● **What to do**
The response should contain only those lines of the entries below that include the string "JSON".

● **Provided records**
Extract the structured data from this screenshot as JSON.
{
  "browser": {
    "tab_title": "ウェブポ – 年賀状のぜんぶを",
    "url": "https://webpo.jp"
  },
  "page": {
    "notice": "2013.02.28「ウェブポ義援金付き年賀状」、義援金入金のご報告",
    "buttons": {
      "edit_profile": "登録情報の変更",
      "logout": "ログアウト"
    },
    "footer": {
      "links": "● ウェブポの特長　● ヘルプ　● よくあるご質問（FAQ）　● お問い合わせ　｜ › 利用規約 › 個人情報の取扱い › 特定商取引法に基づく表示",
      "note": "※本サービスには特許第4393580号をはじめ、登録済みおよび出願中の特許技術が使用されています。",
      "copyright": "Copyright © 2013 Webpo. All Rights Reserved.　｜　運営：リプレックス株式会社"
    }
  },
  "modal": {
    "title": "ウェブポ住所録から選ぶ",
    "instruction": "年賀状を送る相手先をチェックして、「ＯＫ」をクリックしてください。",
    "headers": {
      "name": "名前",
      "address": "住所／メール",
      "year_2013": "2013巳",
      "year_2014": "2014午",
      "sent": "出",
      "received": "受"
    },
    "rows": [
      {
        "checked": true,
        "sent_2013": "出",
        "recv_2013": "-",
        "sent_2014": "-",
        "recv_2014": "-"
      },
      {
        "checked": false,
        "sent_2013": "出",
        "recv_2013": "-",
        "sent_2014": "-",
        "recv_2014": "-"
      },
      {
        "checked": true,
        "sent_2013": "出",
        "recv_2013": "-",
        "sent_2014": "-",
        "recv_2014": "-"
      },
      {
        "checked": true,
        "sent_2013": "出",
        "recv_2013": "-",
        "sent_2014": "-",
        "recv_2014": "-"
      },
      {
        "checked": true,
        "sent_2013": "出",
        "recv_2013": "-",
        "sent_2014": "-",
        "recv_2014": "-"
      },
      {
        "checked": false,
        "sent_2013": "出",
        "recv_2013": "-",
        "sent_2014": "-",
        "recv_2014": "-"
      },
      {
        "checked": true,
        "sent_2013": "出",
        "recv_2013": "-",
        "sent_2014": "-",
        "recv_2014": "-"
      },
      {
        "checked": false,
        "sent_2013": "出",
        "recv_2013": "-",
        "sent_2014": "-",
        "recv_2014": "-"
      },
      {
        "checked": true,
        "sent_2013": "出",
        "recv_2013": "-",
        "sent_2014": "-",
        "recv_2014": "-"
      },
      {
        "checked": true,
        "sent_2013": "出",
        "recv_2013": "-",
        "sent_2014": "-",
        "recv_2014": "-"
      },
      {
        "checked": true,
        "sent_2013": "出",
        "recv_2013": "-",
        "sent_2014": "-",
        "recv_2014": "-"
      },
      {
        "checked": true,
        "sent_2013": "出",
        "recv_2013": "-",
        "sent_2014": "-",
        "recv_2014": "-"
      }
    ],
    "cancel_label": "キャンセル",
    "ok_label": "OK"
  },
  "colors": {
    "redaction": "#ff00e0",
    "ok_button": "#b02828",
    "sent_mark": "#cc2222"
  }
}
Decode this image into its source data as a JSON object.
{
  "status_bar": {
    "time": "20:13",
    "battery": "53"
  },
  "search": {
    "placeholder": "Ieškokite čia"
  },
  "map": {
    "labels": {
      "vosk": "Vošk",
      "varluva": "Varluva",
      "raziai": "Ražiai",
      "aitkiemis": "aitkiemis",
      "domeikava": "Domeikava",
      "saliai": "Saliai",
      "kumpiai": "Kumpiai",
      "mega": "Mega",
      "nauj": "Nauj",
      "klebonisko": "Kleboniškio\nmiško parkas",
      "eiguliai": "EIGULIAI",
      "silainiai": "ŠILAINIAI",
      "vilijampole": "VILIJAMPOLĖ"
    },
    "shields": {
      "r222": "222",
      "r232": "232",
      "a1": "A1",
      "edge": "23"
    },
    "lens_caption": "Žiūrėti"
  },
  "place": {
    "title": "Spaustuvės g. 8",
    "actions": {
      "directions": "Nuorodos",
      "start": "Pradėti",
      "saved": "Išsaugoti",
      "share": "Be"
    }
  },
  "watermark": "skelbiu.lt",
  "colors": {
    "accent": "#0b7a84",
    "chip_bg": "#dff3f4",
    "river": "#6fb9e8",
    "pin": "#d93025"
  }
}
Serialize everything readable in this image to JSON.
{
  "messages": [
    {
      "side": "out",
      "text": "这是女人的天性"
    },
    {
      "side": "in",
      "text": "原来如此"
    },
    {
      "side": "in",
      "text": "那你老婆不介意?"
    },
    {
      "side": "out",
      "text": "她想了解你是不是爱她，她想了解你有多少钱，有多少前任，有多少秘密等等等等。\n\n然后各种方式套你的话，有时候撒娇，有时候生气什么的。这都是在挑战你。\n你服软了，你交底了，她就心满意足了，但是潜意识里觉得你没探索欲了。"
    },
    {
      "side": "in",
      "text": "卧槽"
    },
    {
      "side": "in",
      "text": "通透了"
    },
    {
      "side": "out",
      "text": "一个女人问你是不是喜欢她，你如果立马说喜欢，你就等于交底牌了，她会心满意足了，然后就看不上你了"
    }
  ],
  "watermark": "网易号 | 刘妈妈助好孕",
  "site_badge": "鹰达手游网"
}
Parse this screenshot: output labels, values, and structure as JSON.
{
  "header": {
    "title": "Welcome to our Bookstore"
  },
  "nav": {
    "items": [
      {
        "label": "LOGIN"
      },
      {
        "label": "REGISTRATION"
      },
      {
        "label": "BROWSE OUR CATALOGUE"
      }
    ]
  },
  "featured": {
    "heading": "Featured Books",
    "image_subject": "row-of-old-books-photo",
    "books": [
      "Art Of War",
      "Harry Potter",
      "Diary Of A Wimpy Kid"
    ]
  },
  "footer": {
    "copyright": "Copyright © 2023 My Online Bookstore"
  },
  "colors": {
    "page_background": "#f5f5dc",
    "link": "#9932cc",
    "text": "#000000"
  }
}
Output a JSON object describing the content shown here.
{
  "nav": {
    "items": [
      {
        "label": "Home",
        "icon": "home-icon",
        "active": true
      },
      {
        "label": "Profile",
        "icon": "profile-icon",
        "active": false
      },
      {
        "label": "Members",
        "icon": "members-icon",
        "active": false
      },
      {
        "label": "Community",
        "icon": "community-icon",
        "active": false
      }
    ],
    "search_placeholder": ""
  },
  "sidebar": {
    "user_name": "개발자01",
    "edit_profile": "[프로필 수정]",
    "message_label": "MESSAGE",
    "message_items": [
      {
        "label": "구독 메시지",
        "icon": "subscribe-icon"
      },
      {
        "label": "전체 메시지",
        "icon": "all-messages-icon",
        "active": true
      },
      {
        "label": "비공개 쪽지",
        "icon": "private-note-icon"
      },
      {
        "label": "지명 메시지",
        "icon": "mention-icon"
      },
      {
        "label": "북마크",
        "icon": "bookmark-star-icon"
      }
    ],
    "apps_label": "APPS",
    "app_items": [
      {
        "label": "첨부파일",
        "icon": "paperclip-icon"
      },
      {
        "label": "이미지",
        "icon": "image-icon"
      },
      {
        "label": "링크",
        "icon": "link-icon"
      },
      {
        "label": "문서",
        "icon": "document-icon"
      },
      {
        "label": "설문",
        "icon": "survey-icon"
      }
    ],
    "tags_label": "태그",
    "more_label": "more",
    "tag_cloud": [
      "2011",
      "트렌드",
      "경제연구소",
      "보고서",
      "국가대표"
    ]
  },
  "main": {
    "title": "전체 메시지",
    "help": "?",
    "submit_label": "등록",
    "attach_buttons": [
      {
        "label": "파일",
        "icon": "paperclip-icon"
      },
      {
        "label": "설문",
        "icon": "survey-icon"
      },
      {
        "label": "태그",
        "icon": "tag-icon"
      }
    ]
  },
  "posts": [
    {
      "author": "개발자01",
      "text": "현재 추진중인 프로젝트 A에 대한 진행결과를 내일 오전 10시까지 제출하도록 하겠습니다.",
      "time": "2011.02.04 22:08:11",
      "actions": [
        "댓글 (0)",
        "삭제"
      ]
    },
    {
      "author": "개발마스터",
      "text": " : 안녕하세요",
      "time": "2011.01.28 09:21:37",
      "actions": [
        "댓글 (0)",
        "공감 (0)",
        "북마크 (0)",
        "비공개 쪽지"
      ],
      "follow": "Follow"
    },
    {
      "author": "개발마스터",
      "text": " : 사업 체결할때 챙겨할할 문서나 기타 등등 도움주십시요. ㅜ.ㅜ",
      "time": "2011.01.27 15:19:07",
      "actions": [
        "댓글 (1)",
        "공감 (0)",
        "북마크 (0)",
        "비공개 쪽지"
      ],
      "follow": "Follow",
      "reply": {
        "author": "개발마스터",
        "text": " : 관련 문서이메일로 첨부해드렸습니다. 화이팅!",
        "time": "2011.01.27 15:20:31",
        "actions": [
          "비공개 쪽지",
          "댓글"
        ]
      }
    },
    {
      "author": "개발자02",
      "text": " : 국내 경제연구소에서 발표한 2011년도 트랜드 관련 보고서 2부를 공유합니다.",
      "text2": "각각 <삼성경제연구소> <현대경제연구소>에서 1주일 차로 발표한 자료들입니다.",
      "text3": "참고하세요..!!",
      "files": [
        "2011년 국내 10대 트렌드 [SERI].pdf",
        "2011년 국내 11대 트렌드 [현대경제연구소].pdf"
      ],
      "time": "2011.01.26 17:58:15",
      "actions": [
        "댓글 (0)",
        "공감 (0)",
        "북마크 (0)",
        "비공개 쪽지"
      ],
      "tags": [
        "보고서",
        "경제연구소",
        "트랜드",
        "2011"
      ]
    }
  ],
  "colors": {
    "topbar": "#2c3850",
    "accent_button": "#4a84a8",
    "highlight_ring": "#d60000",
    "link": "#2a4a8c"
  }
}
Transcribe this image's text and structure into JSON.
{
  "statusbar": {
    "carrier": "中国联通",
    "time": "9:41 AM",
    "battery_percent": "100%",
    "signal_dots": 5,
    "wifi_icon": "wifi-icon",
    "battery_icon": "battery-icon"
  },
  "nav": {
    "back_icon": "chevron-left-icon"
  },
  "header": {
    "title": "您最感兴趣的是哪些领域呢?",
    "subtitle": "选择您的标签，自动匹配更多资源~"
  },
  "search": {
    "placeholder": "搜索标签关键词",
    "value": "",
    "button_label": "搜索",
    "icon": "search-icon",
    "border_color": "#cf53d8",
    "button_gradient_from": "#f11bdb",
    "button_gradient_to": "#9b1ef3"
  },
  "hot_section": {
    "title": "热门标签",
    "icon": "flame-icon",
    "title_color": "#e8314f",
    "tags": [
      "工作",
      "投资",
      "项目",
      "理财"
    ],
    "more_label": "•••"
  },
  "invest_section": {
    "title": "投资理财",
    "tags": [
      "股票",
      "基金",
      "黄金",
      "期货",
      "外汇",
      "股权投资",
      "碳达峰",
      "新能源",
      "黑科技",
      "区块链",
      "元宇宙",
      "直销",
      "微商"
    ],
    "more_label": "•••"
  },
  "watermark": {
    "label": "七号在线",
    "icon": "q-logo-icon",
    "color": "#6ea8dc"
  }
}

● **Result**
Extract the structured data from this screenshot as JSON.
Decode this image into its source data as a JSON object.
Serialize everything readable in this image to JSON.
Parse this screenshot: output labels, values, and structure as JSON.
Output a JSON object describing the content shown here.
Transcribe this image's text and structure into JSON.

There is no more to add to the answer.